Federal law—the Mental Health Parity and Addiction Equity Act—requires health plans that provide mental health and substance use disorder coverage to ensure that the financial requirements (like co-insurance) and treatment limitations (like visit limits and provider access) that apply to those benefits are no more restrictive than the predominant requirements that apply to medical and surgical benefits.
By default, employers that sponsor group health plans generally are responsible for compliance with these and other federal requirements.
It's been easy enough for employers to assess whether financial requirements are in parity or to obtain an insurer's, third-party administrator's or actuary's assurance that financial requirements are in parity. But treatment limitations are another matter because, along with visit limits (which must be disclosed in certificates of coverage and summary plan descriptions provided by insurers and plan service providers), treatment limitations include certain nonquantitative ones that ordinarily are not disclosed to employers or plan participants. Instead, these are limits or restrictions that cannot be expressed numerically and result from plan design characteristics and network development procedures that, historically, have been the exclusive purview of insurers and third-party administrators.
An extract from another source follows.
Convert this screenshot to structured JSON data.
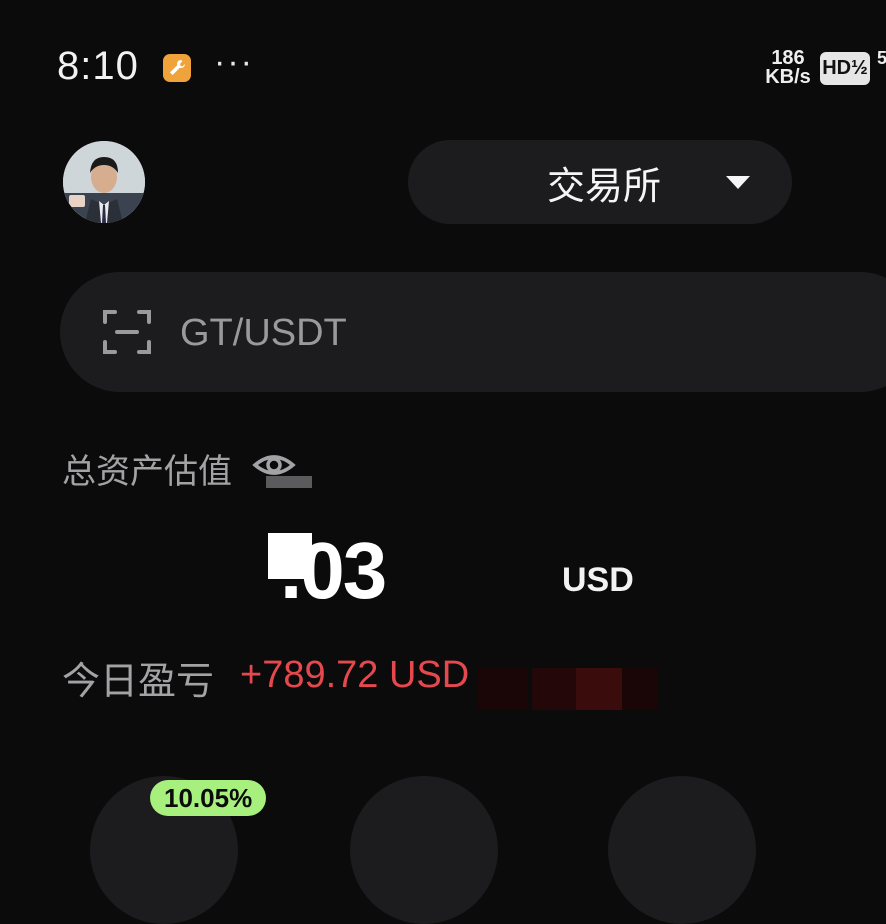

Most employers don't have the resources to design a group health plan and build a provider network themselves, so they simply purchase a pre-packaged plan design and access to a provider network "off-the-shelf." Nevertheless, employers remain responsible for compliance, particularly employers with self-insured group health plans.
As the demand for mental health and substance use disorder benefits has increased, many employers and plan participants are discovering that their group health plan coverage for those benefits is sorely lacking … and confusing. Problems stem from the fact that mental health and substance use disorder services are more likely to be provided out-of-network, as has been reported by Milliman and others.
There are a variety of reasons for this, but the U.S. Department of Labor's Employee Benefit Security Administration (the agency enforcing the Mental Health Parity and Addiction Equity Act) seems especially interested in identifying claim-handling procedures, provider credentialing, and reimbursement rates that tend to limit mental health and substance use disorder benefits more than medical and surgical benefits.
In the past couple of years, the DOL has obtained multimillion dollar settlements from insurers alleged to have imposed greater restrictions on mental health and substance use disorder claims, based on the DOL's analysis of claims data. Increasingly, though, the DOL is probing more deeply, beyond claims data and more into how plan networks are developed—provider admission procedures and reimbursement rates that aren't transparent to employers or plan participants. We've seen the DOL focus its group health plan investigations around these nonquantitative treatment limitations.
The Consolidated Appropriations Act, 2021, enacted in December 2020, amended the federal mental health parity law to require plans to perform and document comparative analyses of nonquantitative treatment limitations by Feb. 10, 2021. The DOL wasted no time launching investigations after that to see whether plans are complying. The new law requires the DOL to do so in time to report back to Congress at the end of 2021 and publish a list of noncompliant plans.
Besides providing the comparative analysis documentation to the DOL upon request, plan sponsors also must provide comparative analysis documentation to plan participants. Again, all group health plan sponsors—regardless of whether the plan is fully-insured or self-insured—are responsible for ensuring that the comparative analysis is completed and provided upon request. However, in the case of the fully insured plan, the insurer also is responsible by law. Therefore, plan sponsors of fully insured plans at least can expect the comparative analysis to already have been done by the insurer.
The comparative analysis documentation must:
- Identify the nonquantitative treatment limitations and the benefits to which they apply and the factors and evidentiary standards or strategies considered in the design or application of the limitations.
- Explain whether there is any variation in applying a guideline or standard between mental health/substance use disorder benefits and medical/surgical benefits and, if so, why.
In its investigations, the DOL asks for and analyzes provider network admission applications and reasons for admission denials, credentialing requirements and reasons for those requirements, provider contracts, provider fee schedules and the methodology for their development, and geographic and other standards considered to establish provider networks. This is not information to which employers have historically had access, but it's now information that employers must obtain.
The time for an employer to bundle up against enforcement action is now, before the plan and its sponsor are exposed. For a self-insured group health plan sponsor, this means obtaining assurance from plan service providers that the plan complies with the federal mental health parity law and documentation of the nonquantitative treatment limitations comparative analyses is readily available.
Unfortunately, some plan sponsors are finding out—too late—that their plan service providers have not performed or documented the comparative analysis and don't accept responsibility for doing so either.
Monique Warren is a principal in the White Plains, N.Y. office of Jackson Lewis P.C., where she counsels employers on employee benefits compliance and administrative matters. © 2021 Jackson Lewis P.C. All rights reserved. Reposted with permission.